Under the Sidewalks of the Sacred Space
If you’ve been following our twitter feed or facebook, you know that we are hard at work surveying beneath the sidewalks around Linton Hall and Beaumont Tower. As part of the campus construction, a majority of the sidewalks within the sacred space are being renovated. Sidewalk replacement involves removal of the old walk, flattening the ground, laying down sand, and then covering the area with fresh cement. This process is fairly quick, and most walks are removed and replaced in an afternoon. However, the sacred space is an important area for MSU’s history. By digging beneath the sidewalks as they are removed we are able to get a glimpse at sections of the sacred space that we haven’t been able to access. These sections are also protected by the sidewalks and are therefore more likely to contain preserved artifacts.
With a team of grad students we began working two weeks ago, and have been fairly busy since then following the demolition crews. So what has been underneath the sidewalks you tread across everyday? Here are some of our finds from these surveys.
Beaumont Northwest Sidewalk Survey: Salt Glazed Stoneware
Ceramics are one of the primary types of objects we find on campus, although usually it is more delicate plain whiteware. This piece of pottery is stoneware. Stoneware is thicker than whiteware and non-porous, which means it is impervious to liquid even without a glaze. This particular piece has a grey glazed exterior, light yellow-white paste, and a brown salt glazed interior. You can see that it has an ‘orange peel’ like interior, which is indicative of the salt glazing process. This glaze is important because it makes the interior even more sealed against liquids and perfect for domestic kitchen use.
Beaumont North Sidewalk Survey: Square Cut Nails
When we find metal from the 19th century it is usually so rusted that it makes identification of what it exactly is very difficult. Nails look like reddish brown tree stems (and can be easily confused with them) instead of the smooth grey metal they actually are. While digging to the northwest of Beaumont Tower we found two surprisingly clean square cut nails.
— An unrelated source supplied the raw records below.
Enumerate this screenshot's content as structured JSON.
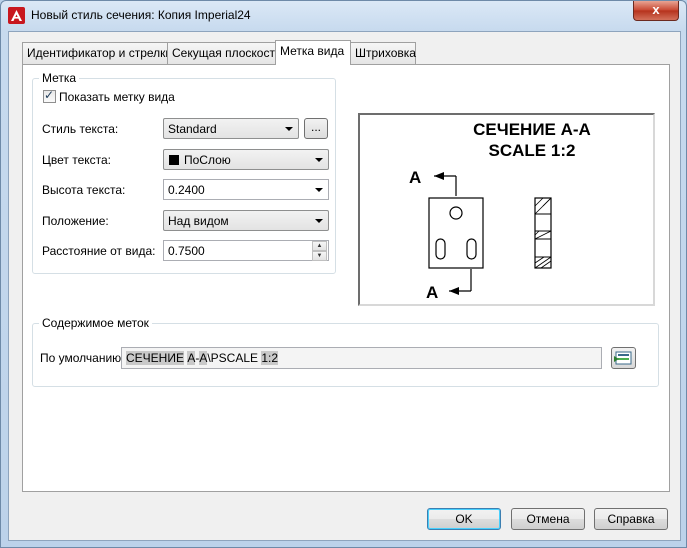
{
  "window": {
    "title": "Новый стиль сечения: Копия Imperial24",
    "close_glyph": "x"
  },
  "tabs": [
    {
      "label": "Идентификатор и стрелки",
      "active": false
    },
    {
      "label": "Секущая плоскость",
      "active": false
    },
    {
      "label": "Метка вида",
      "active": true
    },
    {
      "label": "Штриховка",
      "active": false
    }
  ],
  "label_group": {
    "title": "Метка",
    "show_label": {
      "label": "Показать метку вида",
      "checked": true
    },
    "text_style": {
      "label": "Стиль текста:",
      "value": "Standard",
      "browse_label": "..."
    },
    "text_color": {
      "label": "Цвет текста:",
      "value": "ПоСлою",
      "swatch_color": "#000000"
    },
    "text_height": {
      "label": "Высота текста:",
      "value": "0.2400"
    },
    "position": {
      "label": "Положение:",
      "value": "Над видом"
    },
    "offset": {
      "label": "Расстояние от вида:",
      "value": "0.7500"
    }
  },
  "preview": {
    "title_line1": "СЕЧЕНИЕ A-A",
    "title_line2": "SCALE 1:2",
    "label_top": "A",
    "label_bottom": "A"
  },
  "contents_group": {
    "title": "Содержимое меток",
    "default_label": "По умолчанию:",
    "default_value_parts": [
      {
        "text": "СЕЧЕНИЕ",
        "field": true
      },
      {
        "text": " ",
        "field": false
      },
      {
        "text": "A",
        "field": true
      },
      {
        "text": "-",
        "field": false
      },
      {
        "text": "A",
        "field": true
      },
      {
        "text": "\\PSCALE ",
        "field": false
      },
      {
        "text": "1:2",
        "field": true
      }
    ],
    "insert_field_icon": "insert-field-icon"
  },
  "buttons": {
    "ok": "OK",
    "cancel": "Отмена",
    "help": "Справка"
  },
  "colors": {
    "accent_border": "#3c7fb1",
    "field_highlight": "#c9c9c9"
  }
}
This style of nail was used from the 1820’s to 1910’s. Their great preservation makes them an invaluable resource as we can use them to train students in identification. (To learn more about styles of nails we fin on campus you can read a previous blog post on the subject)
Linton Hall South Sidewalk Survey: Glazed Brick
Throughout campus we find bricks. They were collected from the demolished historic buildings and used to modify the landscape. We find them primarily around the river banks where they would have been dumped to prevent flooding. During this section of the survey we found dozens of bricks. Since we have found hundreds of these, we don’t usually keep them. We do however keep bricks that have been painted or glazed. We found a number of bricks with a grey glazed exterior. During the firing process, this paint was added. This makes the brick impervious to weather and reduces deterioration. Our bricks appear to have primarily a grey salt glaze to them.
Author: Katy Meyers Emery